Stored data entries

* * * * *

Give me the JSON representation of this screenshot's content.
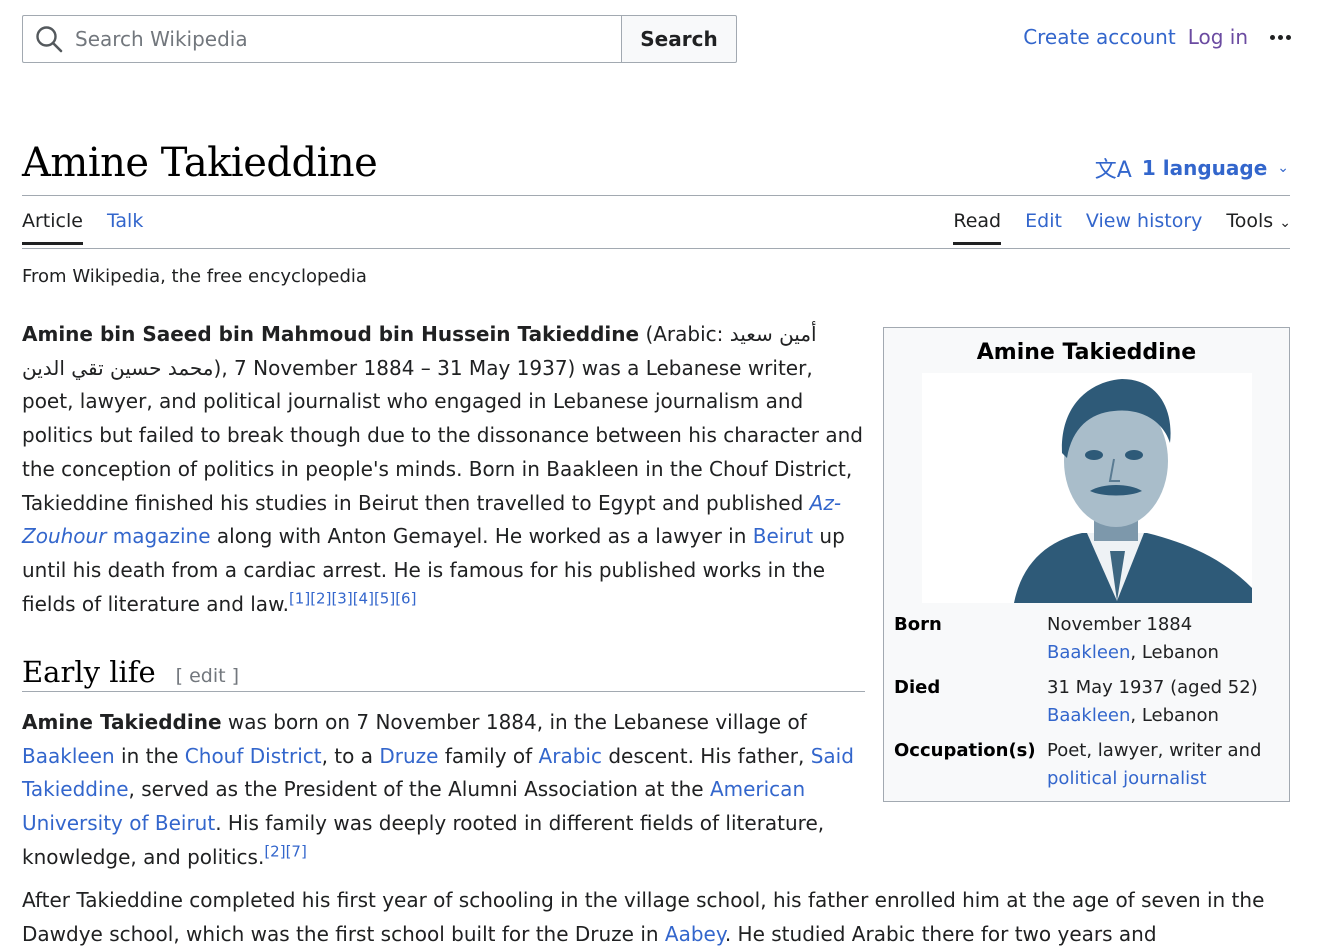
{
  "search": {
    "placeholder": "Search Wikipedia",
    "button": "Search"
  },
  "user_links": {
    "create_account": "Create account",
    "log_in": "Log in"
  },
  "page": {
    "title": "Amine Takieddine",
    "language_button": "1 language",
    "tagline": "From Wikipedia, the free encyclopedia"
  },
  "tabs": {
    "left": [
      "Article",
      "Talk"
    ],
    "right": [
      "Read",
      "Edit",
      "View history",
      "Tools"
    ]
  },
  "intro": {
    "bold_name": "Amine bin Saeed bin Mahmoud bin Hussein Takieddine",
    "arabic_prefix": " (Arabic: ",
    "arabic_name": "أمين سعيد محمد حسين تقي الدين",
    "text1": "), 7 November 1884 – 31 May 1937) was a Lebanese writer, poet, lawyer, and political journalist who engaged in Lebanese journalism and politics but failed to break though due to the dissonance between his character and the conception of politics in people's minds. Born in Baakleen in the Chouf District, Takieddine finished his studies in Beirut then travelled to Egypt and published ",
    "link_azzouhour": "Az-Zouhour",
    "link_magazine": " magazine",
    "text2": " along with Anton Gemayel. He worked as a lawyer in ",
    "link_beirut": "Beirut",
    "text3": " up until his death from a cardiac arrest. He is famous for his published works in the fields of literature and law.",
    "refs": "[1][2][3][4][5][6]"
  },
  "early_life": {
    "heading": "Early life",
    "edit": "[ edit ]",
    "bold_name": "Amine Takieddine",
    "t1": " was born on 7 November 1884, in the Lebanese village of ",
    "l_baakleen": "Baakleen",
    "t2": " in the ",
    "l_chouf": "Chouf District",
    "t3": ", to a ",
    "l_druze": "Druze",
    "t4": " family of ",
    "l_arabic": "Arabic",
    "t5": " descent. His father, ",
    "l_said": "Said Takieddine",
    "t6": ", served as the President of the Alumni Association at the ",
    "l_aub": "American University of Beirut",
    "t7": ". His family was deeply rooted in different fields of literature, knowledge, and politics.",
    "refs": "[2][7]"
  },
  "later": {
    "t1": "After Takieddine completed his first year of schooling in the village school, his father enrolled him at the age of seven in the Dawdye school, which was the first school built for the Druze in ",
    "l_aabey": "Aabey",
    "t2": ". He studied Arabic there for two years and"
  },
  "infobox": {
    "title": "Amine Takieddine",
    "rows": [
      {
        "label": "Born",
        "line1": "November 1884",
        "link": "Baakleen",
        "rest": ", Lebanon"
      },
      {
        "label": "Died",
        "line1": "31 May 1937 (aged 52)",
        "link": "Baakleen",
        "rest": ", Lebanon"
      },
      {
        "label": "Occupation(s)",
        "line1": "Poet, lawyer, writer and",
        "link": "political journalist",
        "rest": ""
      }
    ]
  },
  "colors": {
    "link": "#3366cc",
    "visited": "#6b4ba1",
    "border": "#a2a9b1",
    "portrait": "#2e5a78"
  }
}
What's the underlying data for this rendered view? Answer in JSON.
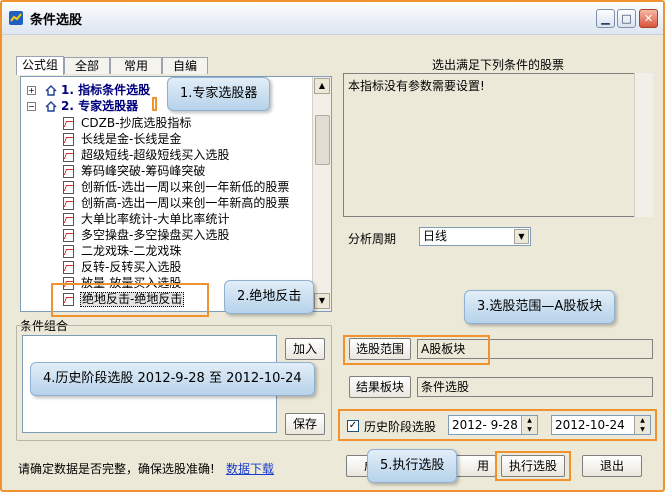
{
  "window": {
    "title": "条件选股"
  },
  "tabs": [
    "公式组",
    "全部",
    "常用",
    "自编"
  ],
  "tree": {
    "groups": [
      "1. 指标条件选股",
      "2. 专家选股器"
    ],
    "items": [
      "CDZB-抄底选股指标",
      "长线是金-长线是金",
      "超级短线-超级短线买入选股",
      "筹码峰突破-筹码峰突破",
      "创新低-选出一周以来创一年新低的股票",
      "创新高-选出一周以来创一年新高的股票",
      "大单比率统计-大单比率统计",
      "多空操盘-多空操盘买入选股",
      "二龙戏珠-二龙戏珠",
      "反转-反转买入选股",
      "放量-放量买入选股",
      "绝地反击-绝地反击"
    ]
  },
  "right_panel": {
    "title": "选出满足下列条件的股票",
    "description": "本指标没有参数需要设置!",
    "period_label": "分析周期",
    "period_value": "日线"
  },
  "conditions": {
    "group_label": "条件组合",
    "add_button": "加入",
    "save_button": "保存"
  },
  "range": {
    "button": "选股范围",
    "value": "A股板块"
  },
  "result": {
    "button": "结果板块",
    "value": "条件选股"
  },
  "history": {
    "checkbox_label": "历史阶段选股",
    "checked": true,
    "start_date": "2012- 9-28",
    "end_date": "2012-10-24"
  },
  "footer": {
    "notice": "请确定数据是否完整，确保选股准确!",
    "download_link": "数据下载",
    "partial_left": "成",
    "partial_right": "用",
    "execute_button": "执行选股",
    "exit_button": "退出"
  },
  "callouts": {
    "c1": "1.专家选股器",
    "c2": "2.绝地反击",
    "c3": "3.选股范围—A股板块",
    "c4": "4.历史阶段选股 2012-9-28 至 2012-10-24",
    "c5": "5.执行选股"
  },
  "colors": {
    "highlight": "#f0922e",
    "group_text": "#00007f",
    "link": "#1a3ccc"
  }
}
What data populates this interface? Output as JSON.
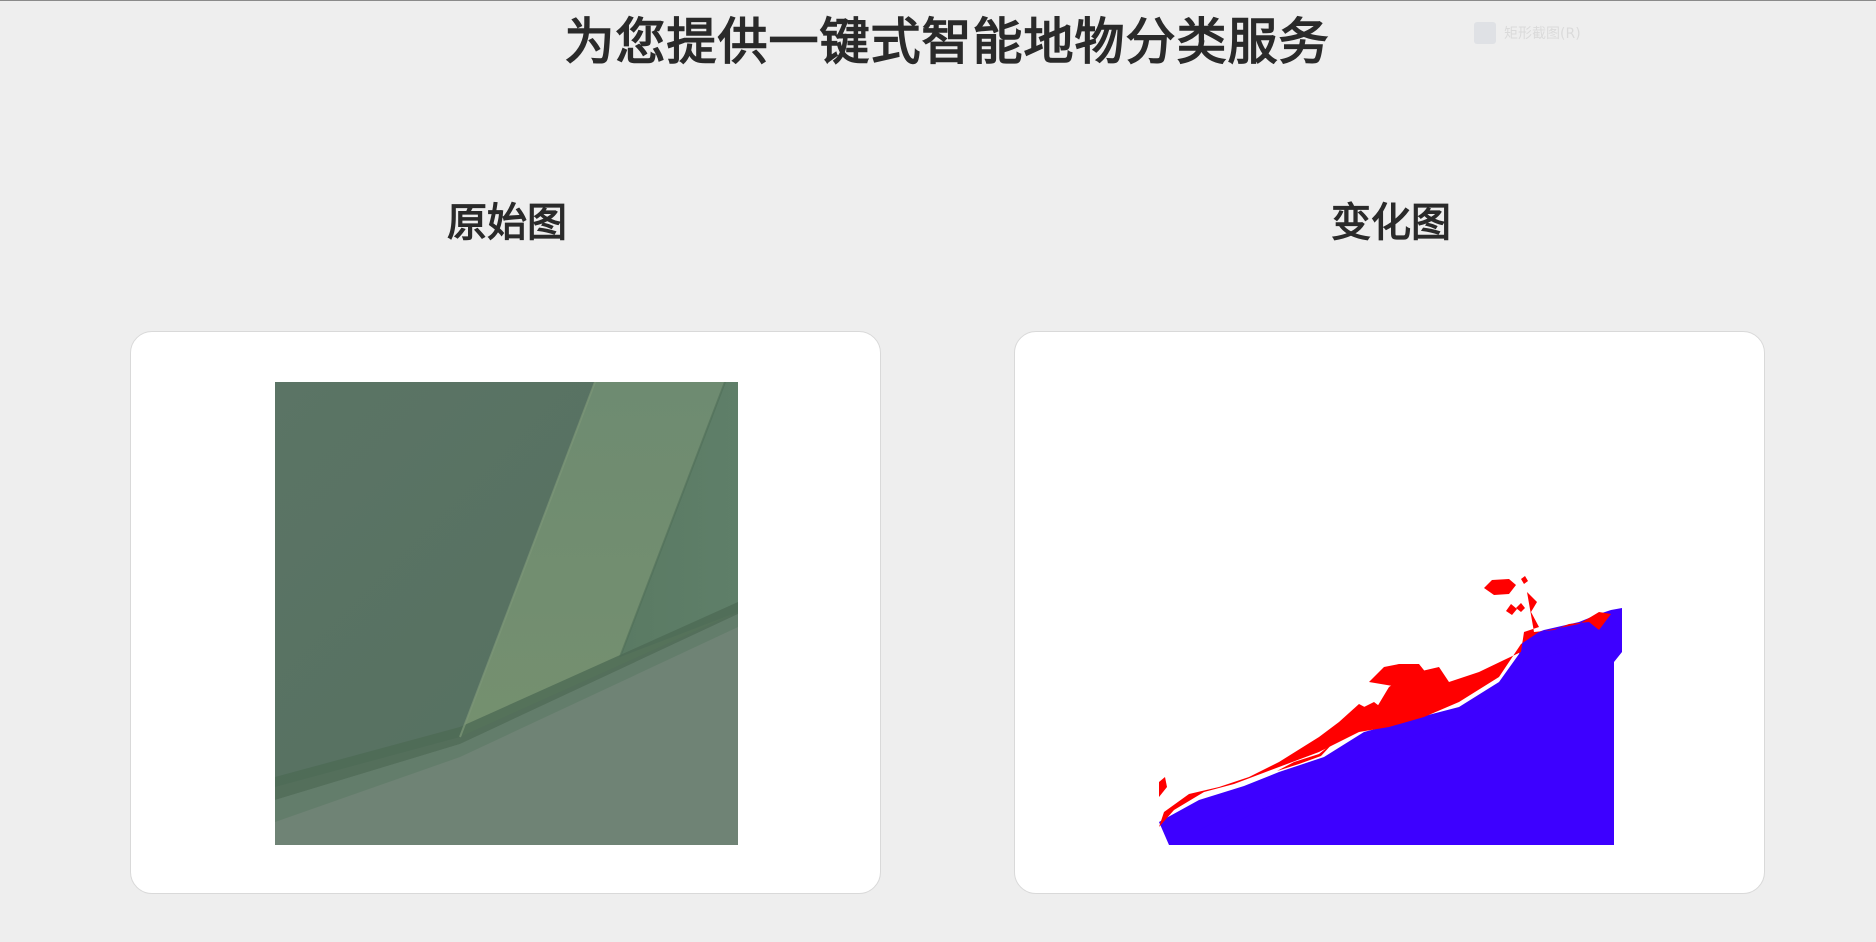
{
  "page": {
    "title": "为您提供一键式智能地物分类服务",
    "badge_text": "矩形截图(R)"
  },
  "sections": {
    "original": {
      "title": "原始图",
      "image_icon": "aerial-photo-icon"
    },
    "change": {
      "title": "变化图",
      "image_icon": "classification-map-icon"
    }
  },
  "colors": {
    "background": "#eeeeee",
    "card": "#ffffff",
    "change_red": "#ff0000",
    "change_blue": "#3d00ff",
    "field_dark": "#5d7767",
    "field_light": "#6f8774"
  }
}
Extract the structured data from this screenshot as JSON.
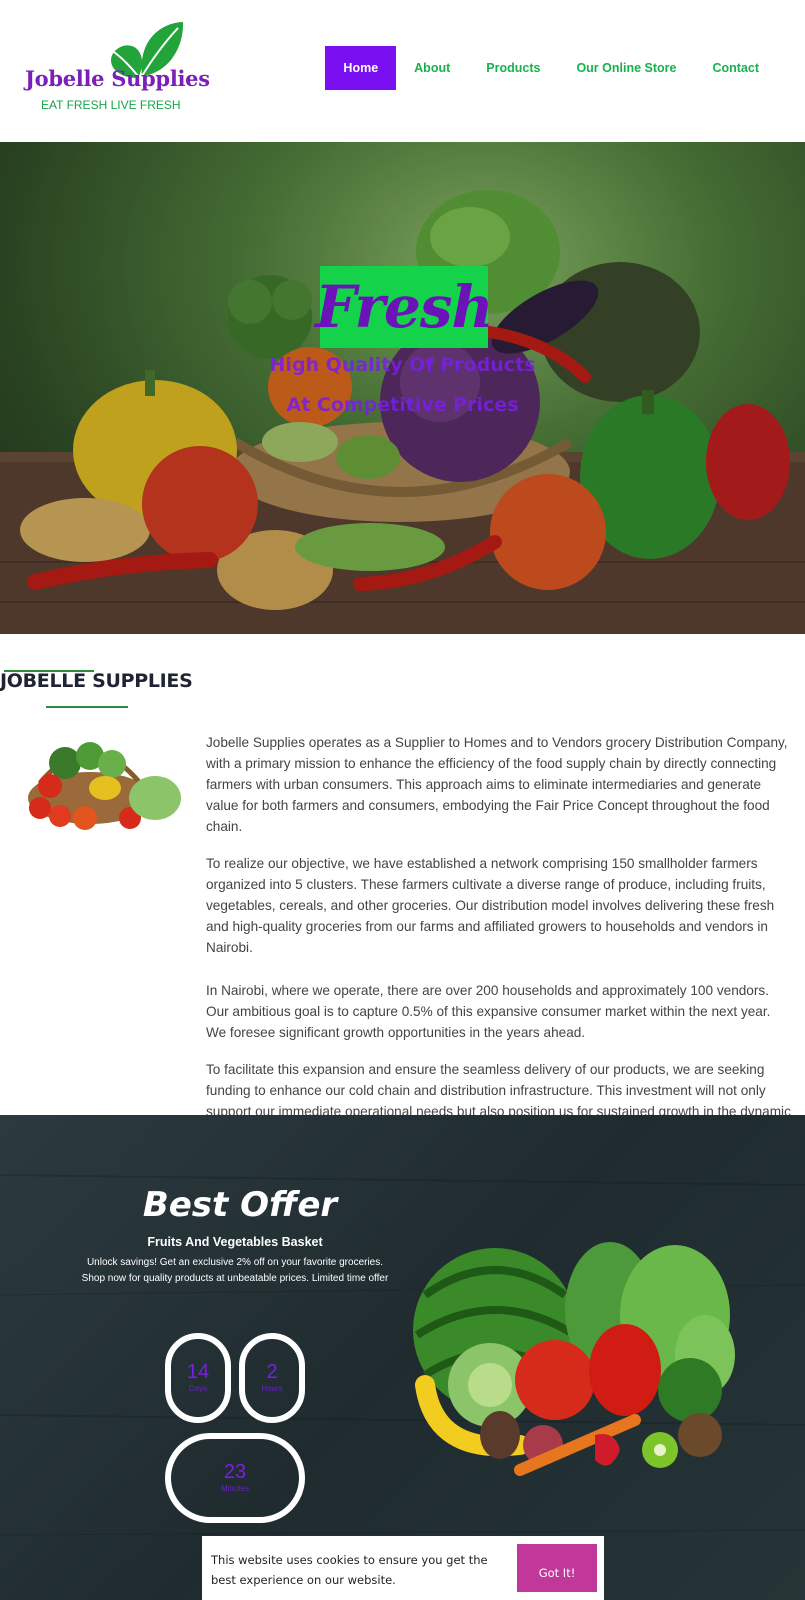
{
  "brand": {
    "name": "Jobelle Supplies",
    "tagline": "EAT FRESH LIVE FRESH",
    "leaf_color": "#22a43a",
    "name_color": "#7b1fb8"
  },
  "nav": {
    "items": [
      {
        "label": "Home",
        "active": true
      },
      {
        "label": "About",
        "active": false
      },
      {
        "label": "Products",
        "active": false
      },
      {
        "label": "Our Online Store",
        "active": false
      },
      {
        "label": "Contact",
        "active": false
      }
    ],
    "active_color": "#7a10f2",
    "link_color": "#17b24e"
  },
  "hero": {
    "badge": "Fresh",
    "line1": "High Quality Of Products",
    "line2": "At Competitive Prices",
    "badge_color": "#14d24a"
  },
  "about": {
    "title": "JOBELLE SUPPLIES",
    "paragraphs": [
      "Jobelle Supplies operates as a Supplier to Homes and to Vendors grocery Distribution Company, with a primary mission to enhance the efficiency of the food supply chain by directly connecting farmers with urban consumers. This approach aims to eliminate intermediaries and generate value for both farmers and consumers, embodying the Fair Price Concept throughout the food chain.",
      "To realize our objective, we have established a network comprising 150 smallholder farmers organized into 5 clusters. These farmers cultivate a diverse range of produce, including fruits, vegetables, cereals, and other groceries. Our distribution model involves delivering these fresh and high-quality groceries from our farms and affiliated growers to households and vendors in Nairobi.",
      "In Nairobi, where we operate, there are over 200  households and approximately 100 vendors. Our ambitious goal is to capture 0.5% of this expansive consumer market within the next year. We foresee significant growth opportunities in the years ahead.",
      "To facilitate this expansion and ensure the seamless delivery of our products, we are seeking funding to enhance our cold chain and distribution infrastructure. This investment will not only support our immediate operational needs but also position us for sustained growth in the dynamic and evolving food distribution sector."
    ]
  },
  "offer": {
    "title": "Best Offer",
    "subtitle": "Fruits And Vegetables Basket",
    "description": "Unlock savings! Get an exclusive 2% off on your favorite groceries. Shop now for quality products at unbeatable prices. Limited time offer",
    "countdown": {
      "days": {
        "value": "14",
        "label": "Days"
      },
      "hours": {
        "value": "2",
        "label": "Hours"
      },
      "minutes": {
        "value": "23",
        "label": "Minutes"
      }
    },
    "countdown_color": "#7a1ee8"
  },
  "cookie": {
    "text": "This website uses cookies to ensure you get the best experience on our website.",
    "button": "Got It!",
    "button_color": "#c2379a"
  }
}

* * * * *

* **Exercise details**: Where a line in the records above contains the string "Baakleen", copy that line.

* **Task answer**:
    "text1": "), 7 November 1884 – 31 May 1937) was a Lebanese writer, poet, lawyer, and political journalist who engaged in Lebanese journalism and politics but failed to break though due to the dissonance between his character and the conception of politics in people's minds. Born in Baakleen in the Chouf District, Takieddine finished his studies in Beirut then travelled to Egypt and published ",
    "l_baakleen": "Baakleen",
        "link": "Baakleen",
        "link": "Baakleen",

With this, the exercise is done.